Lots of writers advise other writers to stop reading books on writing and just crack on with the writing. But I love to read books on writing. I love to see how other writers work and I like to find out new things to try.
My husband has been a coarse fisherman for more than fifty years. He learned to fish at his father’s knee and is now a very experienced match angler. Yet he still loves to watch vlogs from other match anglers, sharing their own hints, tips and secrets. He’ll watch around a dozen a week.
He’s not afraid to see how others do it and try new methods out for himself. Some he’ll adopt, some he’ll cast aside – (ha ha ha – “cast”, do you see what I did there?). But most of all he enjoys to see other fishermen catching fish (and throwing them back, before anyone jumps on me here).
The last two books I’ve read and reviewed, How to Write a Mystery Without Plotting it to Death and Start Writing Your Book Today, are just two reasons I continue to read books on writing. And this week I’ll be skimming them again, taking notes and implementing the advice they share.
I’m currently working on several projects. I’m usually always working on short material so I have something to keep sending out during long periods of otherwise non-income-generation. Last week I found out I’d sold another short story, to a favourite market, and it’s spurred me on to polish a few more and get them out there.
Longer material includes:
- researching a contracted history book about a major chocolate manufacturer
- editing a novel, Catch the Rainbow
- planning a new series of cosy mysteries
- writing the first draft of a new Marcie Craig story, The Beast Within
- (when I completely run out of inspiration) writing a category romance by the seat of my pants
I really enjoy the variety, and when I run out of steam on one, I have plenty of other material to work with until the muse returns. And when I’m not writing or editing, I’m publishing.
This very morning, for example, after finally convincing Smashwords to finally change my profile name (it’s only taken 2½ years!), after bringing all of my books out of Kindle Select (so they’re no longer exclusive to Amazon), I was able to publish my first book on Smashwords by Diane Wordsworth. The link’s here if you’re interested. 😉
This means I’m very busy for a lot of the time. But I’m still very happy to try out methods and suggestions and apply any tips and tricks.
Why do you read books about writing?
I think you never stop learning. There is always an idea or practical hint that is useful. No one knows everything

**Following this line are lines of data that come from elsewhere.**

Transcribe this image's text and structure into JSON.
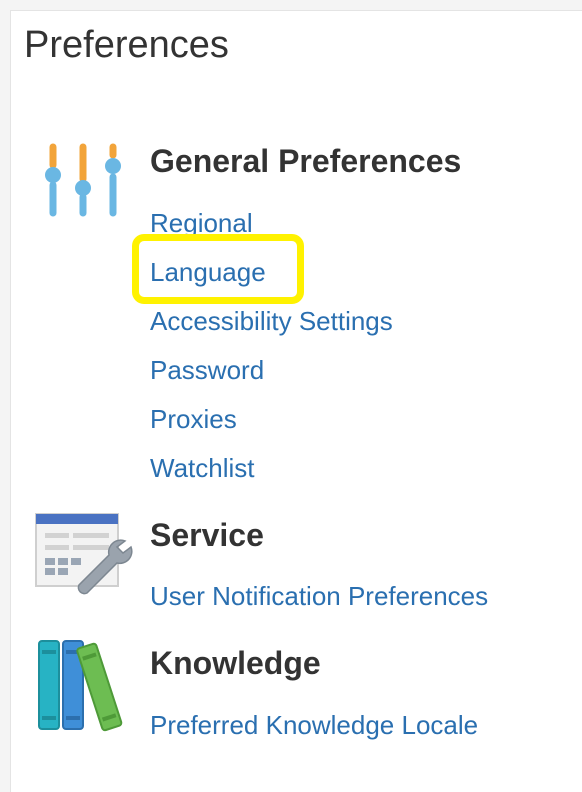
{
  "page": {
    "title": "Preferences"
  },
  "sections": [
    {
      "title": "General Preferences",
      "icon": "sliders-icon",
      "links": [
        "Regional",
        "Language",
        "Accessibility Settings",
        "Password",
        "Proxies",
        "Watchlist"
      ]
    },
    {
      "title": "Service",
      "icon": "form-wrench-icon",
      "links": [
        "User Notification Preferences"
      ]
    },
    {
      "title": "Knowledge",
      "icon": "books-icon",
      "links": [
        "Preferred Knowledge Locale"
      ]
    }
  ],
  "colors": {
    "link": "#2a6fb0",
    "heading": "#333333",
    "highlight": "#fff200",
    "slider_orange": "#f2a43a",
    "slider_blue": "#6ab7e3"
  }
}
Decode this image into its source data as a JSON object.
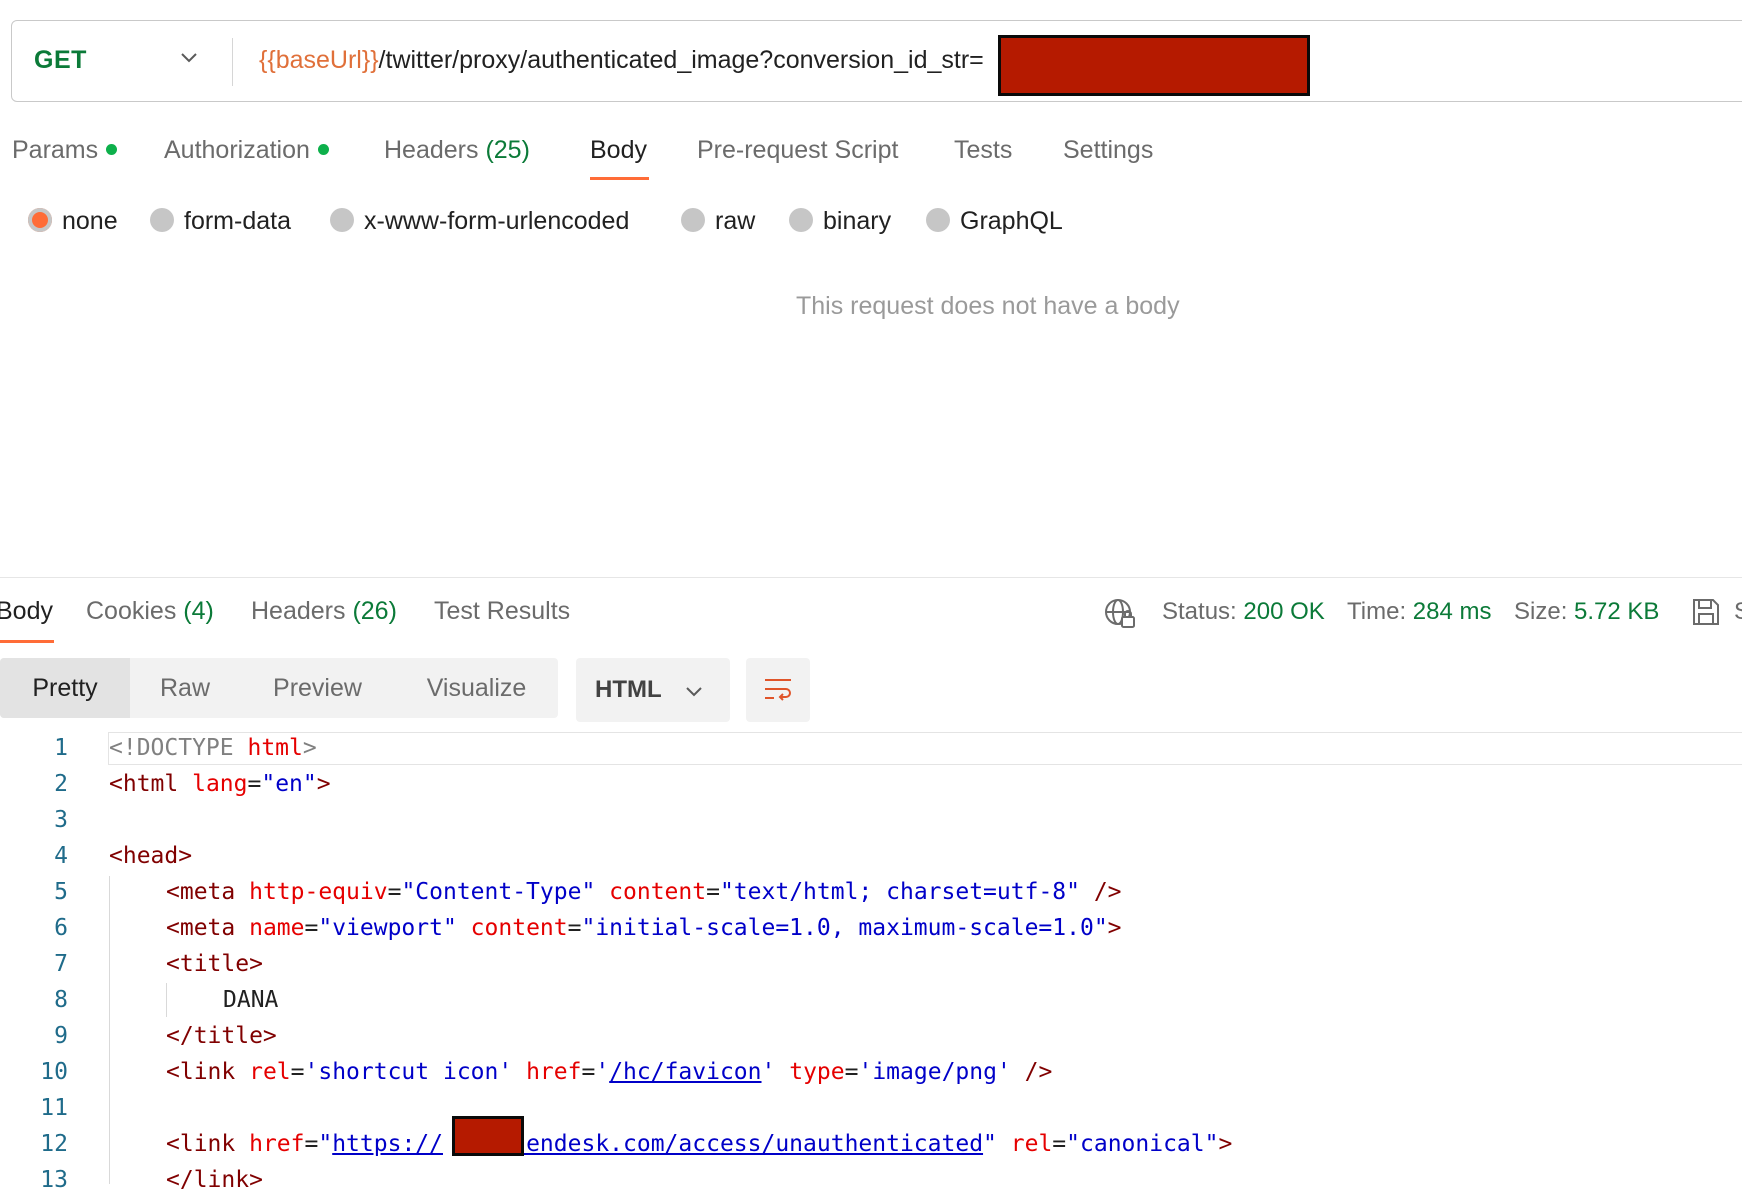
{
  "request": {
    "method": "GET",
    "url_var": "{{baseUrl}}",
    "url_path": "/twitter/proxy/authenticated_image?conversion_id_str="
  },
  "request_tabs": [
    {
      "label": "Params",
      "count": "",
      "dot": true
    },
    {
      "label": "Authorization",
      "count": "",
      "dot": true
    },
    {
      "label": "Headers",
      "count": "(25)",
      "dot": false
    },
    {
      "label": "Body",
      "count": "",
      "dot": false,
      "active": true
    },
    {
      "label": "Pre-request Script",
      "count": "",
      "dot": false
    },
    {
      "label": "Tests",
      "count": "",
      "dot": false
    },
    {
      "label": "Settings",
      "count": "",
      "dot": false
    }
  ],
  "body_types": [
    {
      "label": "none",
      "selected": true
    },
    {
      "label": "form-data",
      "selected": false
    },
    {
      "label": "x-www-form-urlencoded",
      "selected": false
    },
    {
      "label": "raw",
      "selected": false
    },
    {
      "label": "binary",
      "selected": false
    },
    {
      "label": "GraphQL",
      "selected": false
    }
  ],
  "no_body_message": "This request does not have a body",
  "response_tabs": [
    {
      "label": "Body",
      "count": ""
    },
    {
      "label": "Cookies",
      "count": "(4)"
    },
    {
      "label": "Headers",
      "count": "(26)"
    },
    {
      "label": "Test Results",
      "count": ""
    }
  ],
  "status": {
    "status_label": "Status:",
    "status_value": "200 OK",
    "time_label": "Time:",
    "time_value": "284 ms",
    "size_label": "Size:",
    "size_value": "5.72 KB",
    "save_cut": "S"
  },
  "view_modes": [
    "Pretty",
    "Raw",
    "Preview",
    "Visualize"
  ],
  "format": "HTML",
  "colors": {
    "accent": "#ff6c37",
    "success": "#0b7a38",
    "redaction": "#b51a00"
  },
  "icons": [
    "chevron-down-icon",
    "globe-lock-icon",
    "save-icon",
    "wrap-lines-icon"
  ],
  "line_numbers": [
    "1",
    "2",
    "3",
    "4",
    "5",
    "6",
    "7",
    "8",
    "9",
    "10",
    "11",
    "12",
    "13"
  ],
  "code": {
    "l1": {
      "a": "<!DOCTYPE ",
      "b": "html",
      "c": ">"
    },
    "l2": {
      "a": "<html ",
      "b": "lang",
      "c": "=",
      "d": "\"en\"",
      "e": ">"
    },
    "l4": {
      "a": "<head>"
    },
    "l5": {
      "a": "<meta ",
      "b": "http-equiv",
      "c": "=",
      "d": "\"Content-Type\"",
      "e": " content",
      "f": "=",
      "g": "\"text/html; charset=utf-8\"",
      "h": " />"
    },
    "l6": {
      "a": "<meta ",
      "b": "name",
      "c": "=",
      "d": "\"viewport\"",
      "e": " content",
      "f": "=",
      "g": "\"initial-scale=1.0, maximum-scale=1.0\"",
      "h": ">"
    },
    "l7": {
      "a": "<title>"
    },
    "l8": {
      "a": "DANA"
    },
    "l9": {
      "a": "</title>"
    },
    "l10": {
      "a": "<link ",
      "b": "rel",
      "c": "=",
      "d": "'shortcut icon'",
      "e": " href",
      "f": "=",
      "g1": "'",
      "g2": "/hc/favicon",
      "g3": "'",
      "h": " type",
      "i": "=",
      "j": "'image/png'",
      "k": " />"
    },
    "l12": {
      "a": "<link ",
      "b": "href",
      "c": "=",
      "d1": "\"",
      "d2": "https://",
      "d3": "     ",
      "d4": "zendesk.com/access/unauthenticated",
      "d5": "\"",
      "e": " rel",
      "f": "=",
      "g": "\"canonical\"",
      "h": ">"
    },
    "l13": {
      "a": "</link>"
    }
  }
}
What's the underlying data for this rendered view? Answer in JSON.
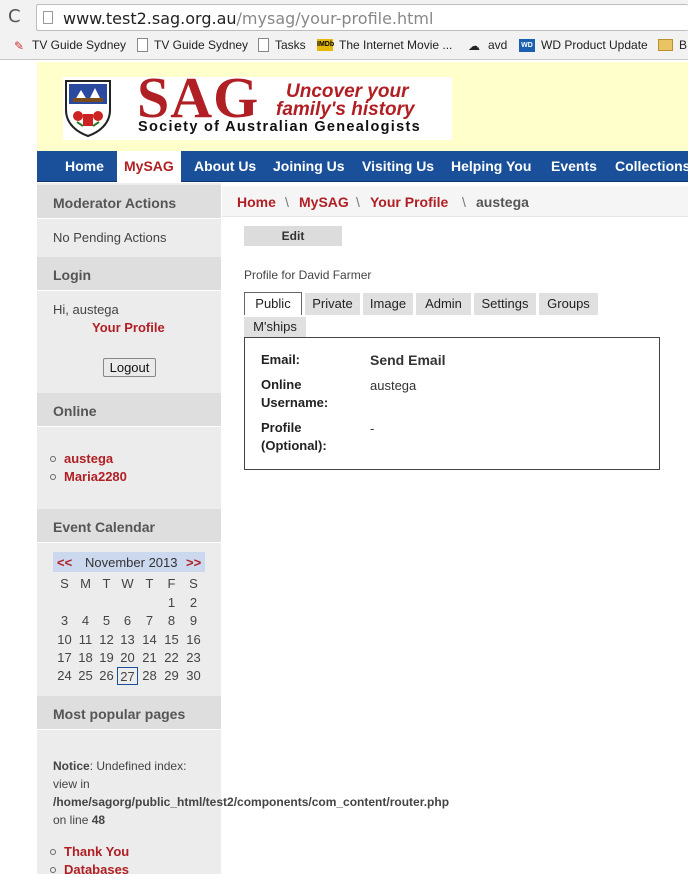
{
  "browser": {
    "url_domain": "www.test2.sag.org.au",
    "url_path": "/mysag/your-profile.html",
    "bookmarks": [
      "TV Guide Sydney",
      "TV Guide Sydney",
      "Tasks",
      "The Internet Movie ...",
      "avd",
      "WD Product Update",
      "BI"
    ]
  },
  "header": {
    "logo": "SAG",
    "tagline_1": "Uncover your",
    "tagline_2": "family's history",
    "society": "Society of Australian Genealogists"
  },
  "nav": [
    "Home",
    "MySAG",
    "About Us",
    "Joining Us",
    "Visiting Us",
    "Helping You",
    "Events",
    "Collections"
  ],
  "sidebar": {
    "moderator_heading": "Moderator Actions",
    "moderator_text": "No Pending Actions",
    "login_heading": "Login",
    "greeting": "Hi, austega",
    "your_profile": "Your Profile",
    "logout": "Logout",
    "online_heading": "Online",
    "online_users": [
      "austega",
      "Maria2280"
    ],
    "calendar_heading": "Event Calendar",
    "calendar": {
      "prev": "<<",
      "title": "November 2013",
      "next": ">>",
      "weekdays": [
        "S",
        "M",
        "T",
        "W",
        "T",
        "F",
        "S"
      ],
      "weeks": [
        [
          "",
          "",
          "",
          "",
          "",
          "1",
          "2"
        ],
        [
          "3",
          "4",
          "5",
          "6",
          "7",
          "8",
          "9"
        ],
        [
          "10",
          "11",
          "12",
          "13",
          "14",
          "15",
          "16"
        ],
        [
          "17",
          "18",
          "19",
          "20",
          "21",
          "22",
          "23"
        ],
        [
          "24",
          "25",
          "26",
          "27",
          "28",
          "29",
          "30"
        ]
      ],
      "today": "27"
    },
    "popular_heading": "Most popular pages",
    "notice_label": "Notice",
    "notice_text_1": ": Undefined index:",
    "notice_text_2": "view in",
    "notice_path": "/home/sagorg/public_html/test2/components/com_content/router.php",
    "notice_line_label": "on line",
    "notice_line": "48",
    "popular_items": [
      "Thank You",
      "Databases"
    ]
  },
  "breadcrumb": {
    "items": [
      "Home",
      "MySAG",
      "Your Profile",
      "austega"
    ],
    "separator": "\\"
  },
  "main": {
    "edit_button": "Edit",
    "profile_title": "Profile for David Farmer",
    "tabs": [
      "Public",
      "Private",
      "Image",
      "Admin",
      "Settings",
      "Groups",
      "M'ships"
    ],
    "fields": [
      {
        "label_1": "Email:",
        "label_2": "",
        "value": "Send Email"
      },
      {
        "label_1": "Online",
        "label_2": "Username:",
        "value": "austega"
      },
      {
        "label_1": "Profile",
        "label_2": "(Optional):",
        "value": "-"
      }
    ]
  },
  "colors": {
    "brand_red": "#b01f24",
    "nav_blue": "#1a4f99",
    "header_bg": "#ffffcc",
    "sidebar_bg": "#ececec"
  }
}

Agree with Carol. Every writing book will contain some hidden gem of advice, even if the rest of the book is average or familiar advice. And that’ll make its reading worthwhile. The insight it offers into how other writers write is invaluable.